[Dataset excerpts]

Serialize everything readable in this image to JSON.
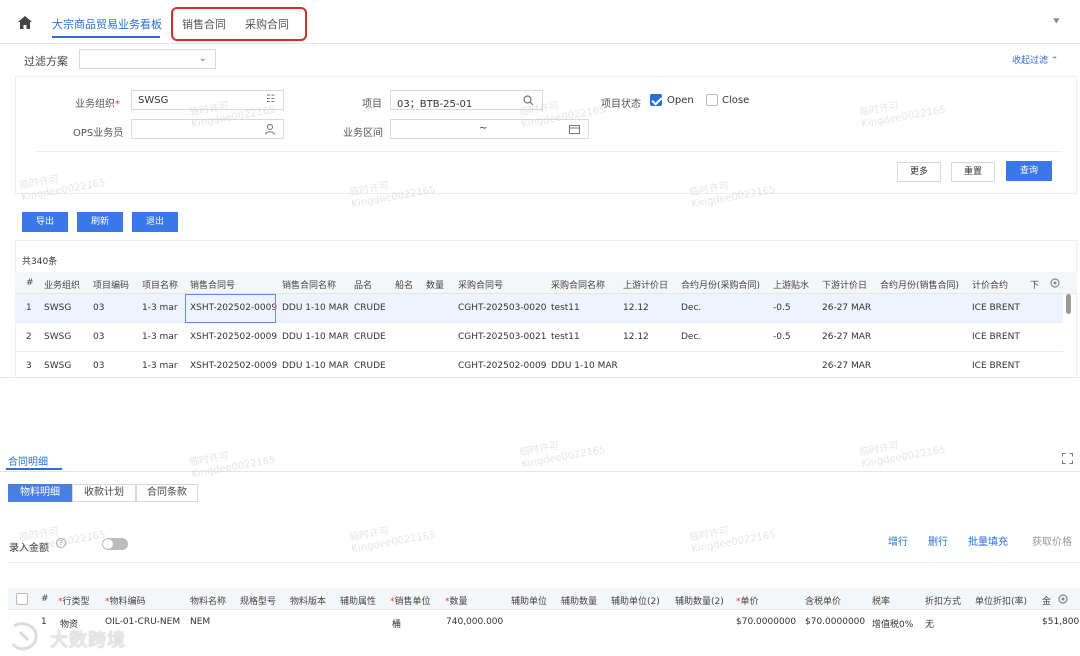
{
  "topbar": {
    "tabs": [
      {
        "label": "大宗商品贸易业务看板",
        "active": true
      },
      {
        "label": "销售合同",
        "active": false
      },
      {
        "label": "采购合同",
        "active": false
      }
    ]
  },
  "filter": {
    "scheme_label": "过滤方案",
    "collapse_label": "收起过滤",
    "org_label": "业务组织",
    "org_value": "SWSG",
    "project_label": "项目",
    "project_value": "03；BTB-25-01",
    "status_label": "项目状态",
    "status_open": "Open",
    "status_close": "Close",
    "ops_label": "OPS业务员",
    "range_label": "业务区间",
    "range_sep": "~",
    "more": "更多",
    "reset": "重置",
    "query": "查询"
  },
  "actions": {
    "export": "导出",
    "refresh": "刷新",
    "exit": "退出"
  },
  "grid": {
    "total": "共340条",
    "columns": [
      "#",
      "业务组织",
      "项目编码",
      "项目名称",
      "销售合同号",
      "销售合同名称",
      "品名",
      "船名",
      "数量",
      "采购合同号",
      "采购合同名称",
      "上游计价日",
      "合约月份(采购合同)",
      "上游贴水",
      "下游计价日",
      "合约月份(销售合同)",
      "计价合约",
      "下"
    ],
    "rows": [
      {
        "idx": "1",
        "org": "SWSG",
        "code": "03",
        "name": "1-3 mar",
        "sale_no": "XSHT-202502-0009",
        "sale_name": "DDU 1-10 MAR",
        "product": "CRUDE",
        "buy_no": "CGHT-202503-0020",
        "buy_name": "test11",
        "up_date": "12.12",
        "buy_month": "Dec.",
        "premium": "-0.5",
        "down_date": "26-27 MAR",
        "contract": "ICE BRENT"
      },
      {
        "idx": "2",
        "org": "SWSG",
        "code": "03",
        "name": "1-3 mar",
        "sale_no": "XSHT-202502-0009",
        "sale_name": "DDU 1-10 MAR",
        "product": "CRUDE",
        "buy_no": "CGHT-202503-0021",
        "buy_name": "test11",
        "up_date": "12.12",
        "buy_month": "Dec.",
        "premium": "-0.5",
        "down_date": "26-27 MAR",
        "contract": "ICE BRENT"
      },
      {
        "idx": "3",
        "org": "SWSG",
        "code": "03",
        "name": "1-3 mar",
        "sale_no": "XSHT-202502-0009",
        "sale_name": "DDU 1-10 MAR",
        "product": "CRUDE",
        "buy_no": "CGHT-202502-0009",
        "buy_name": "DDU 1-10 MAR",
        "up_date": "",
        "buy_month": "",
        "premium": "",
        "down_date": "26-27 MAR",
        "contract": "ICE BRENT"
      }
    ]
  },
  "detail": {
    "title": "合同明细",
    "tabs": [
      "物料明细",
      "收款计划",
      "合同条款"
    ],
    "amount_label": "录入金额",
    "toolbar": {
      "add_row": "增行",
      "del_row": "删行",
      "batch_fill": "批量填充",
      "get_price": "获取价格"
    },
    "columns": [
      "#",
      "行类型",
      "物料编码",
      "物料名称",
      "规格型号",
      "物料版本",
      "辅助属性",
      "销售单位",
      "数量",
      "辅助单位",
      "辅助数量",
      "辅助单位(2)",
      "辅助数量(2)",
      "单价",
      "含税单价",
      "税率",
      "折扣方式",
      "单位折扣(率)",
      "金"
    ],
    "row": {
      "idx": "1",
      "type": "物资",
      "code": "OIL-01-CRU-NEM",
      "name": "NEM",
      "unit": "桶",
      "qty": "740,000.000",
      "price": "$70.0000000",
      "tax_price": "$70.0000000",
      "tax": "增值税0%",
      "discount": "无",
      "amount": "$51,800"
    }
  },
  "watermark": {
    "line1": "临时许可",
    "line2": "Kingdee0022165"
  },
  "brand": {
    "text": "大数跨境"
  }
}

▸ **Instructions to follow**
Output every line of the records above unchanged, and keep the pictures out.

▸ **Answer to the exercise**
Serialize everything readable in this image to JSON.
{
  "topbar": {
    "tabs": [
      {
        "label": "大宗商品贸易业务看板",
        "active": true
      },
      {
        "label": "销售合同",
        "active": false
      },
      {
        "label": "采购合同",
        "active": false
      }
    ]
  },
  "filter": {
    "scheme_label": "过滤方案",
    "collapse_label": "收起过滤",
    "org_label": "业务组织",
    "org_value": "SWSG",
    "project_label": "项目",
    "project_value": "03；BTB-25-01",
    "status_label": "项目状态",
    "status_open": "Open",
    "status_close": "Close",
    "ops_label": "OPS业务员",
    "range_label": "业务区间",
    "range_sep": "~",
    "more": "更多",
    "reset": "重置",
    "query": "查询"
  },
  "actions": {
    "export": "导出",
    "refresh": "刷新",
    "exit": "退出"
  },
  "grid": {
    "total": "共340条",
    "columns": [
      "#",
      "业务组织",
      "项目编码",
      "项目名称",
      "销售合同号",
      "销售合同名称",
      "品名",
      "船名",
      "数量",
      "采购合同号",
      "采购合同名称",
      "上游计价日",
      "合约月份(采购合同)",
      "上游贴水",
      "下游计价日",
      "合约月份(销售合同)",
      "计价合约",
      "下"
    ],
    "rows": [
      {
        "idx": "1",
        "org": "SWSG",
        "code": "03",
        "name": "1-3 mar",
        "sale_no": "XSHT-202502-0009",
        "sale_name": "DDU 1-10 MAR",
        "product": "CRUDE",
        "buy_no": "CGHT-202503-0020",
        "buy_name": "test11",
        "up_date": "12.12",
        "buy_month": "Dec.",
        "premium": "-0.5",
        "down_date": "26-27 MAR",
        "contract": "ICE BRENT"
      },
      {
        "idx": "2",
        "org": "SWSG",
        "code": "03",
        "name": "1-3 mar",
        "sale_no": "XSHT-202502-0009",
        "sale_name": "DDU 1-10 MAR",
        "product": "CRUDE",
        "buy_no": "CGHT-202503-0021",
        "buy_name": "test11",
        "up_date": "12.12",
        "buy_month": "Dec.",
        "premium": "-0.5",
        "down_date": "26-27 MAR",
        "contract": "ICE BRENT"
      },
      {
        "idx": "3",
        "org": "SWSG",
        "code": "03",
        "name": "1-3 mar",
        "sale_no": "XSHT-202502-0009",
        "sale_name": "DDU 1-10 MAR",
        "product": "CRUDE",
        "buy_no": "CGHT-202502-0009",
        "buy_name": "DDU 1-10 MAR",
        "up_date": "",
        "buy_month": "",
        "premium": "",
        "down_date": "26-27 MAR",
        "contract": "ICE BRENT"
      }
    ]
  },
  "detail": {
    "title": "合同明细",
    "tabs": [
      "物料明细",
      "收款计划",
      "合同条款"
    ],
    "amount_label": "录入金额",
    "toolbar": {
      "add_row": "增行",
      "del_row": "删行",
      "batch_fill": "批量填充",
      "get_price": "获取价格"
    },
    "columns": [
      "#",
      "行类型",
      "物料编码",
      "物料名称",
      "规格型号",
      "物料版本",
      "辅助属性",
      "销售单位",
      "数量",
      "辅助单位",
      "辅助数量",
      "辅助单位(2)",
      "辅助数量(2)",
      "单价",
      "含税单价",
      "税率",
      "折扣方式",
      "单位折扣(率)",
      "金"
    ],
    "row": {
      "idx": "1",
      "type": "物资",
      "code": "OIL-01-CRU-NEM",
      "name": "NEM",
      "unit": "桶",
      "qty": "740,000.000",
      "price": "$70.0000000",
      "tax_price": "$70.0000000",
      "tax": "增值税0%",
      "discount": "无",
      "amount": "$51,800"
    }
  },
  "watermark": {
    "line1": "临时许可",
    "line2": "Kingdee0022165"
  },
  "brand": {
    "text": "大数跨境"
  }
}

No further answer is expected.